Harrington contributed to the “toxic” environment at the club by making “inappropriate, sexualized jokes and comments to staff,” according to the report. He reportedly had similar interactions with players, including making a “joke” about a player having sex in a minivan she had recently purchased. Harrington told investigators he had apologized for that comment. He said that comment as well as one in which he called raising children “a woman’s job” were made flippantly and were meant to be taken lightly, the report stated.

However, former Utah Royals player Lo’eau LaBonta said Harrington “maybe made a toxic environment for us” during a June 2021 podcast in which she spoke extensively about issues within the club.

“It’s funny now,” she said, noting players would gather to hold film sessions on their own, “but it’s not funny being there.”

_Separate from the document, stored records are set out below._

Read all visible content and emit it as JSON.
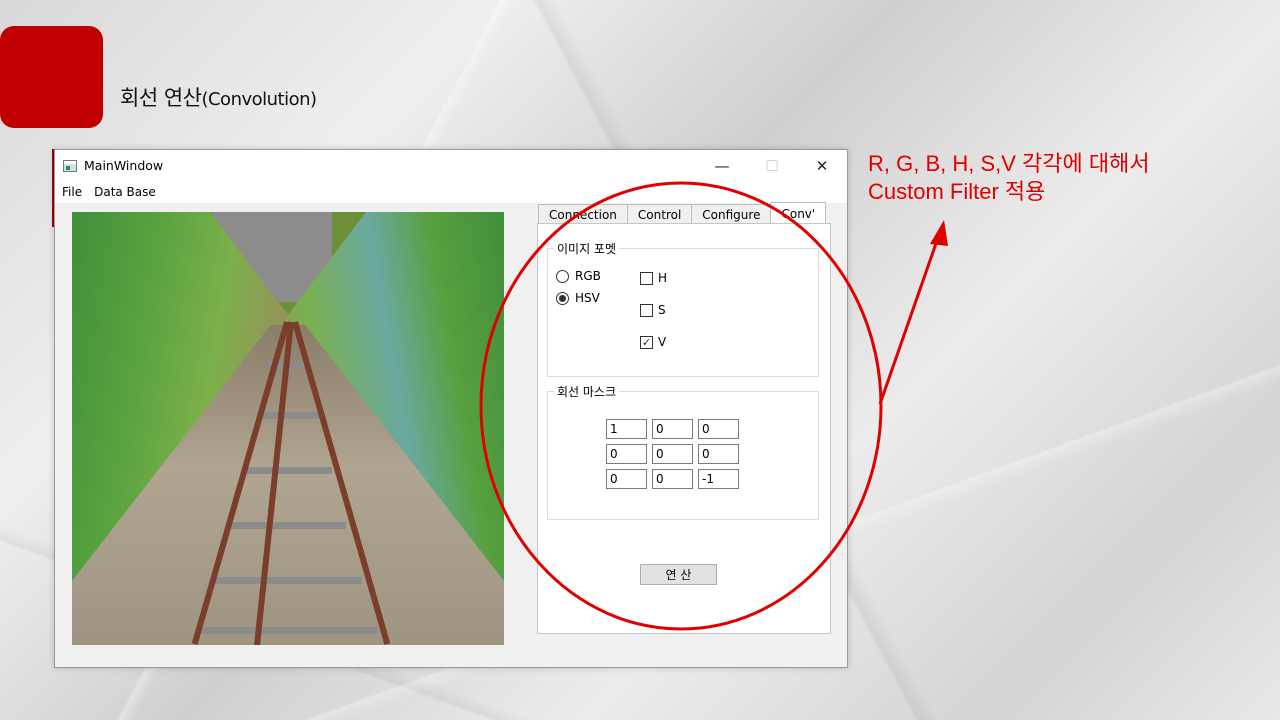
{
  "slide": {
    "title_ko": "회선 연산",
    "title_en": "(Convolution)"
  },
  "window": {
    "title": "MainWindow",
    "controls": {
      "minimize": "—",
      "maximize": "☐",
      "close": "✕"
    },
    "menu": [
      "File",
      "Data Base"
    ]
  },
  "tabs": [
    "Connection",
    "Control",
    "Configure",
    "Conv'"
  ],
  "active_tab": "Conv'",
  "image_format": {
    "group_title": "이미지 포멧",
    "radios": [
      {
        "label": "RGB",
        "checked": false
      },
      {
        "label": "HSV",
        "checked": true
      }
    ],
    "checks": [
      {
        "label": "H",
        "checked": false
      },
      {
        "label": "S",
        "checked": false
      },
      {
        "label": "V",
        "checked": true
      }
    ]
  },
  "mask": {
    "group_title": "회선 마스크",
    "values": [
      [
        "1",
        "0",
        "0"
      ],
      [
        "0",
        "0",
        "0"
      ],
      [
        "0",
        "0",
        "-1"
      ]
    ]
  },
  "calc_button": "연 산",
  "annotation": {
    "line1": "R, G, B, H, S,V 각각에 대해서",
    "line2": "Custom Filter 적용",
    "color": "#e00000"
  }
}
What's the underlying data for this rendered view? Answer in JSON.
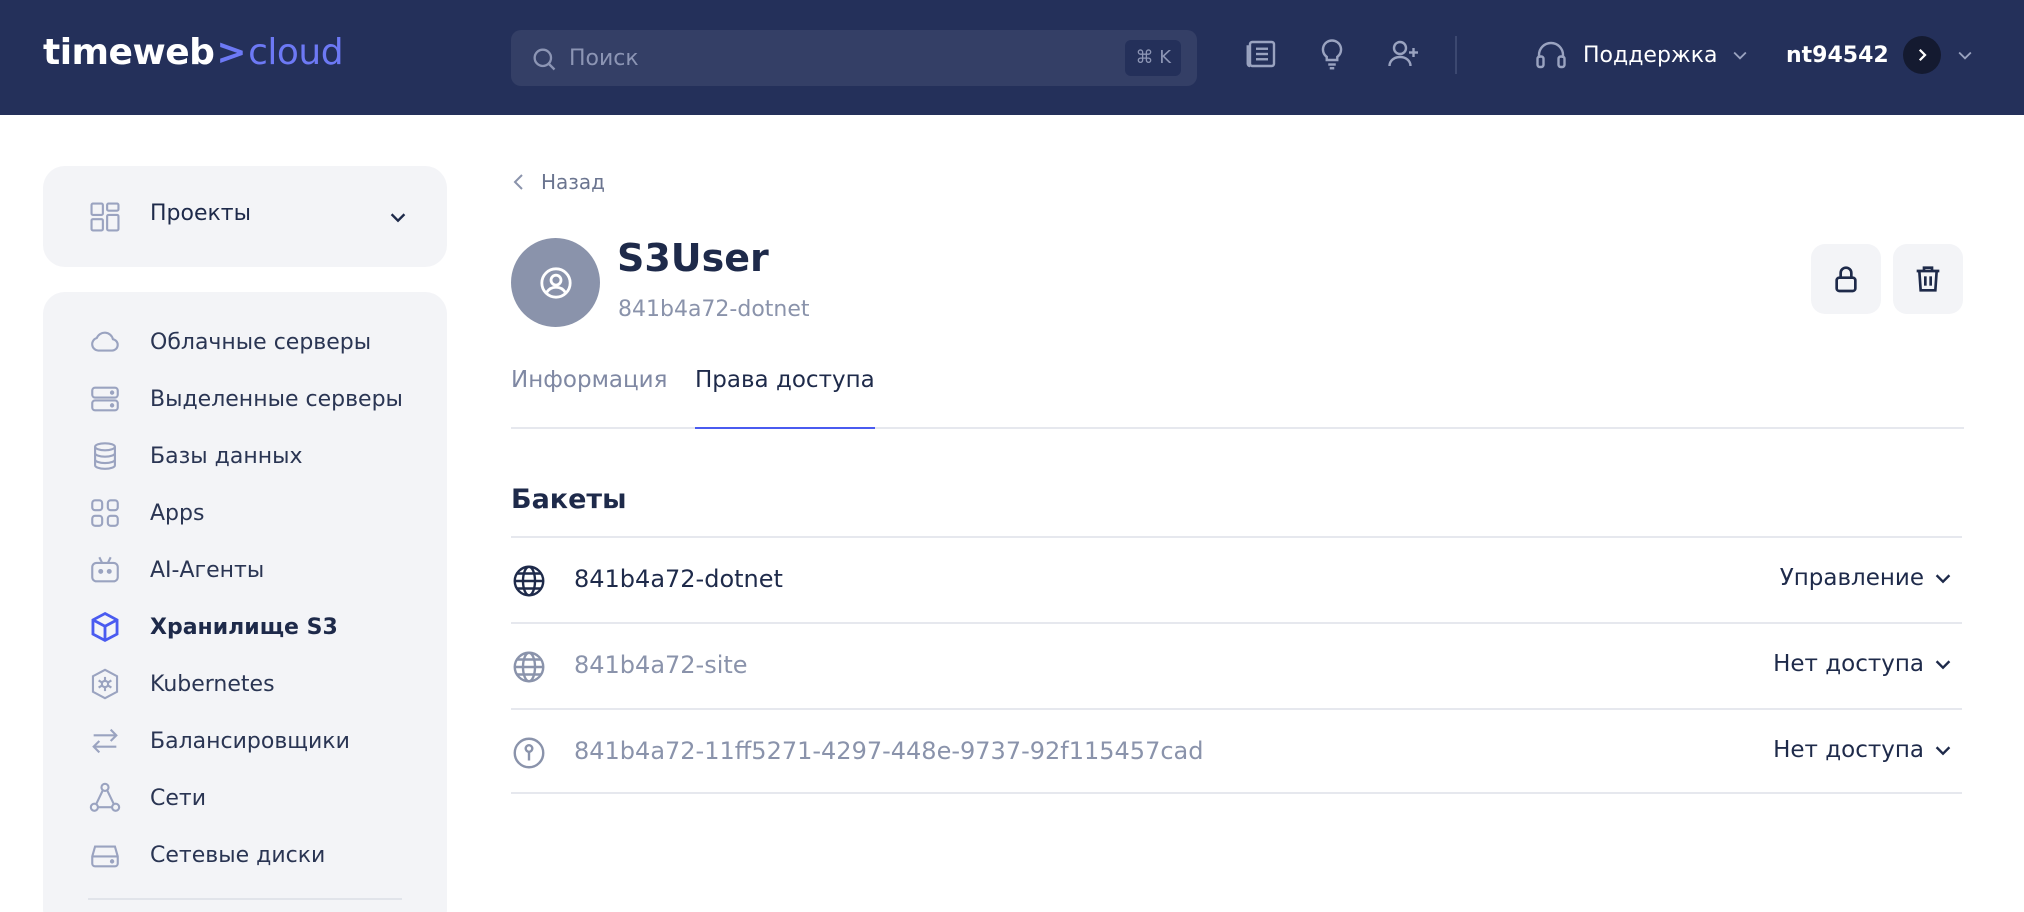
{
  "header": {
    "logo_main": "timeweb",
    "logo_chevron": ">",
    "logo_accent": "cloud",
    "search_placeholder": "Поиск",
    "search_shortcut": "⌘ K",
    "support_label": "Поддержка",
    "username": "nt94542"
  },
  "sidebar": {
    "projects_label": "Проекты",
    "items": [
      {
        "label": "Облачные серверы",
        "icon": "cloud-icon"
      },
      {
        "label": "Выделенные серверы",
        "icon": "server-icon"
      },
      {
        "label": "Базы данных",
        "icon": "database-icon"
      },
      {
        "label": "Apps",
        "icon": "apps-icon"
      },
      {
        "label": "AI-Агенты",
        "icon": "robot-icon"
      },
      {
        "label": "Хранилище S3",
        "icon": "cube-icon",
        "active": true
      },
      {
        "label": "Kubernetes",
        "icon": "kubernetes-icon"
      },
      {
        "label": "Балансировщики",
        "icon": "arrows-icon"
      },
      {
        "label": "Сети",
        "icon": "network-icon"
      },
      {
        "label": "Сетевые диски",
        "icon": "disk-icon"
      }
    ]
  },
  "main": {
    "back_label": "Назад",
    "user_title": "S3User",
    "user_subtitle": "841b4a72-dotnet",
    "tabs": [
      {
        "label": "Информация",
        "active": false
      },
      {
        "label": "Права доступа",
        "active": true
      }
    ],
    "section_title": "Бакеты",
    "buckets": [
      {
        "name": "841b4a72-dotnet",
        "access": "Управление",
        "icon": "globe-icon",
        "muted": false
      },
      {
        "name": "841b4a72-site",
        "access": "Нет доступа",
        "icon": "globe-icon",
        "muted": true
      },
      {
        "name": "841b4a72-11ff5271-4297-448e-9737-92f115457cad",
        "access": "Нет доступа",
        "icon": "private-icon",
        "muted": true
      }
    ]
  },
  "colors": {
    "header_bg": "#24305a",
    "accent": "#6d79f5",
    "sidebar_bg": "#f3f4f7",
    "tab_indicator": "#4a5bf0",
    "active_nav_icon": "#4a5bf0"
  }
}
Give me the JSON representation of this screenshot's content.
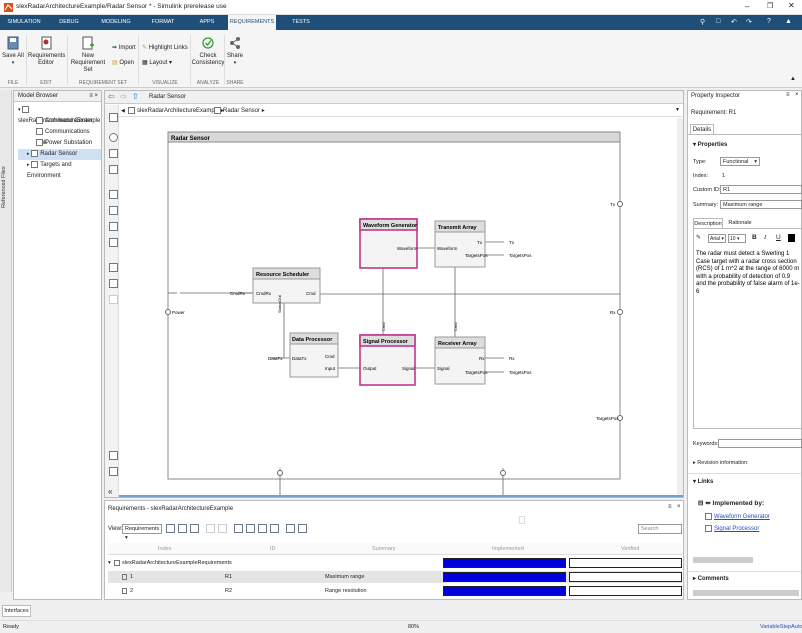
{
  "window": {
    "title": "slexRadarArchitectureExample/Radar Sensor * - Simulink prerelease use"
  },
  "tabs": [
    "SIMULATION",
    "DEBUG",
    "MODELING",
    "FORMAT",
    "APPS",
    "REQUIREMENTS",
    "TESTS"
  ],
  "ribbon": {
    "save_all": "Save All",
    "req_editor_1": "Requirements",
    "req_editor_2": "Editor",
    "new_set_1": "New",
    "new_set_2": "Requirement Set",
    "import": "Import",
    "open": "Open",
    "highlight": "Highlight Links",
    "layout": "Layout",
    "check_1": "Check",
    "check_2": "Consistency",
    "share": "Share",
    "sec_file": "FILE",
    "sec_edit": "EDIT",
    "sec_req_set": "REQUIREMENT SET",
    "sec_visualize": "VISUALIZE",
    "sec_analyze": "ANALYZE",
    "sec_share": "SHARE"
  },
  "side_tab": "Referenced Files",
  "model_browser": {
    "title": "Model Browser",
    "root": "slexRadarArchitectureExample",
    "items": [
      "Command Center",
      "Communications Link",
      "Power Substation",
      "Radar Sensor",
      "Targets and Environment"
    ]
  },
  "canvas": {
    "nav_title": "Radar Sensor",
    "breadcrumb_root": "slexRadarArchitectureExample",
    "breadcrumb_current": "Radar Sensor",
    "frame_title": "Radar Sensor",
    "components": {
      "waveform_generator": "Waveform Generator",
      "transmit_array": "Transmit Array",
      "resource_scheduler": "Resource Scheduler",
      "data_processor": "Data Processor",
      "signal_processor": "Signal Processor",
      "receiver_array": "Receiver Array"
    },
    "ports": {
      "waveform": "Waveform",
      "tx": "Tx",
      "targets_pos": "TargetsPos",
      "cmd_rx": "CmdRx",
      "cmd": "Cmd",
      "status_out": "StatusOut",
      "data_tx": "DataTx",
      "input": "Input",
      "output": "Output",
      "signal": "Signal",
      "rx": "Rx",
      "power": "Power"
    }
  },
  "requirements": {
    "title": "Requirements - slexRadarArchitectureExample",
    "view_label": "View:",
    "view_value": "Requirements",
    "search_placeholder": "Search",
    "columns": [
      "Index",
      "ID",
      "Summary",
      "Implemented",
      "Verified"
    ],
    "set_name": "slexRadarArchitectureExampleRequirements",
    "rows": [
      {
        "index": "1",
        "id": "R1",
        "summary": "Maximum range"
      },
      {
        "index": "2",
        "id": "R2",
        "summary": "Range resolution"
      }
    ]
  },
  "inspector": {
    "title": "Property Inspector",
    "subtitle": "Requirement: R1",
    "tab": "Details",
    "properties_label": "Properties",
    "type_label": "Type:",
    "type_value": "Functional",
    "index_label": "Index:",
    "index_value": "1",
    "custom_id_label": "Custom ID:",
    "custom_id_value": "R1",
    "summary_label": "Summary:",
    "summary_value": "Maximum range",
    "desc_tab": "Description",
    "rationale_tab": "Rationale",
    "font_name": "Arial",
    "font_size": "10",
    "bold": "B",
    "italic": "I",
    "underline": "U",
    "description": "The radar must detect a Swerling 1 Case target with a radar cross section (RCS) of 1 m^2 at the range of 6000 m with a probability of detection of 0.9 and the probability of false alarm of 1e-6",
    "keywords_label": "Keywords:",
    "revision_label": "Revision information:",
    "links_label": "Links",
    "implemented_by": "Implemented by:",
    "link1": "Waveform Generator",
    "link2": "Signal Processor",
    "comments_label": "Comments"
  },
  "bottom": {
    "interfaces_tab": "Interfaces",
    "status_left": "Ready",
    "zoom": "80%",
    "solver": "VariableStepAuto"
  },
  "colors": {
    "accent": "#1f4e79",
    "highlight": "#c0398e",
    "bar": "#0000dd"
  }
}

The Royals placed Harrington on administrative leave prior to the team’s 2020-21 season opener and ultimately fired him. The organization never gave an explanation for either action except to say they were not related to investigations into Hansen’s alleged misconduct. Assistant Amy LePeilbet replaced Harrington as interim coach.

Harrington declined to comment further when reached Monday.

The Royals were not alone in their problems.

“Our investigation has revealed a league in which abuse and misconduct — verbal and emotional abuse and sexual misconduct — had become systemic, spanning multiple teams, coaches, and victims,” according to the report. “Abuse in the NWSL is rooted in a deeper culture in women’s soccer, beginning in youth leagues, that normalizes verbally abusive coaching and blurs boundaries between coaches and players. The verbal and emotional abuse players describe in the NWSL is not merely ‘tough’ coaching. And the players affected are not shrinking violets. They are among the best athletes in the world.”

In fact, one player came to the Royals as a result of misconduct by the coach of another team, according to the report.

Defender Samantha Johnson was traded from the Chicago Red Stars to the Royals in 2018. The trade, according to U.S. Soccer’s report, came six days after she wrote to the NWSL to complain about Red Stars owner Arnim Whisler ignoring reports she had made to him about coach Rory Dames having inappropriate relationships with players.

Johnson had asked to be traded and, according to the report, was “relieved” it went through. Given the timing, though, the report said Johnson “believes the timing was ‘100%’ connected to her report.”

NWSL players revolted last year after media organizations reported on widespread abuse within the league. The league canceled all of its games the weekend after the accusations came out and commissioner Lisa Baird resigned. In addition, five of the league’s 10 coaches were fired or resigned. That movement led to U.S. Soccer turning to Yates to investigate the league.

The NWSL and the players’ union also retained a law firm, Covington and Burling, to investigate the accusations. According to the Washington Post, that ongoing probe has already led to temporary suspensions for Houston coach James Clarkson, Orlando coach Amanda Cromwell and Orlando assistant coach Sam Greene.

In a statement released Monday, the players union said “as difficult as this report is to read, it has been even more painful for [p]layers, whether known or unknown, to live it.” The statement said the players’ stories “have inspired us to engage in collective action to bring about change.”

Yates’ report noted some changes that have since been put in place as barriers to further harassment, such as an anti-harassment policy and an anonymous tip line, both instituted last year. Most teams, the report noted, did not have a human resources department.

The report also gave some suggestions for future action, while acknowledging that U.S. Soccer has little domain over the NWSL. U.S. Soccer could, however, enact restrictions in its licensing process to “weed out problematic coaches.” It also advised the federation to require the NWSL to investigate reports of misconduct and require league and team employees to participate.

Meanwhile, the report recommended NWSL teams be more open about why coaches are being dismissed.

U.S. Soccer has already established a committee focused on implementing those changes, led by former United States Women’s National Team player Danielle Slaton. It is expected to produce an action plan by January.